Consider the lyric: “I saw the crescent / You saw the whole of the Moon.” The simplest interpretation of this statement is that the subject and his lover are viewing the moon on different nights. It takes a month for the Moon to complete one orbit of the Earth, and the phase of the Moon as seen from Earth depends on the relative positions of the Sun, the Moon, and the Earth with respect to each other. A full Moon — the “Whole of the Moon”, if you will — is seen when the Moon is furthest from the Sun, and we can see the entire sunlit part. As the Earth rotates on its axis over a 24-hour period, that full Moon can be seen throughout the world.
If the singer that sees a crescent (waxing or waning) on a given date, then the “Whole of the Moon” cannot be seen on the same date, unless his paramour is Not Of This Planet. Where in the universe they might be is unknown, but it may be possible to work it out by doing loads of very hard sums.
Incomplete Data: “Been Around the World,” Lisa Stansfield (1989)
Far too often, when facing a problem that requires a logical approach, the pop star panics. This results in a song about a failure which could have been avoided, rendering the entire song unnecessary. The repeated chorus of this particular song outlines her rushed response to her “baby” going AWOL: “Been around the world, and I, I, I / I can’t find my baby.” If we take Ms. Stansfield at her word — that she has looked properly, checked under every penguin, etc. — then it becomes clear that her technique has been most ineffective.

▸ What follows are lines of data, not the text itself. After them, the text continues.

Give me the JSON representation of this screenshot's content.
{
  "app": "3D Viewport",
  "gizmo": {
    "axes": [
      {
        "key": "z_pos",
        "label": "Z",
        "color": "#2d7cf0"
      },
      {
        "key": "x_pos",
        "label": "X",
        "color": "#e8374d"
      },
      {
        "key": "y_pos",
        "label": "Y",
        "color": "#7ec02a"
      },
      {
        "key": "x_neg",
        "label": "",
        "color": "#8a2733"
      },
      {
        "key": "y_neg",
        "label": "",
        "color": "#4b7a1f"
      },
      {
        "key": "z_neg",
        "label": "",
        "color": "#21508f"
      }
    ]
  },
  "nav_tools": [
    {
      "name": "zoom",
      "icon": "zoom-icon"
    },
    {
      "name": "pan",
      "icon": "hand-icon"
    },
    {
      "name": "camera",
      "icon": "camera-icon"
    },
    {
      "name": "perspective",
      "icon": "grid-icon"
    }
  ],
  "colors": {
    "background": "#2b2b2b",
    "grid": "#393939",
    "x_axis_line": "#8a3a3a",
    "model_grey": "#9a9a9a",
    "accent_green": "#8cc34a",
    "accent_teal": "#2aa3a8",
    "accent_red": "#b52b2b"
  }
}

“I don’t know when, I don’t know why / Why he’s gone away.” She is mistaken in concentrating just on the “why.” It is the “when” that matters: we need to know how much of a head start her adult male baby has gotten. If she had worked out his maximum distance from her as soon as she noticed his absence, Ms. Stansfield could have greatly increased her chances of finding him, using an Archimedean spiral search pattern. Furthermore, if she had started from the location where her baby had gone off in a strop, then worked her way outwards in such a fashion, she could have been made use of the same techniques deployed by underwater police divers in CSI-type scenarios.
Disregard for the Laws of the Universe: “It’s Raining Men,” The Weather Girls (1982)
In some instances, mathematical modeling can help us understand the behaviour of individual elements within a system. However, when theory is put into practice, it is important to recognise potential errors and further refine the model where necessary. The accompanying video is a simulation of this imaginary event, presenting The Weather Girls’ interpretation of what it would be like were it to start “raining men.”
A man falling from the sky will reach terminal velocity after approximately 450 metres. The video clearly shows these men dancing in Speedos after this occurrence (though strangely keeping their shoes and socks on). They should, in fact, be dead. This is clear evidence of a faulty mathematical method, and in the interests of safety, The Weather Girls should really reconsider the line “According to our sources / the street’s the place to go” (we note that they do not provide references here). It would be far better for women to go in search of a concrete bunker.
Many other songs from the eighties can be condemned by title alone: “Total Eclipse of the Heart” (Bonnie Tyler, 1983) is just wrong, and “Beds are Burning” (Midnight Oil, 1987) is unethical. It is depressing to note that “E = mc2” (Big Audio Dynamite, 1985) is not a fascinating explanation of relativity, any more than “Bad Medicine” (Bon Jovi, 1988) is an investigation into pharmaceutical research and development.
In conclusion, there is no evidence of progress with regard to scientific understanding in the pop music of eighties, as compared to that of the seventies.
In future studies, the authors will be testing their hypothesis that the emergence of House music improved numeracy in young children with its “four to the floor” beat.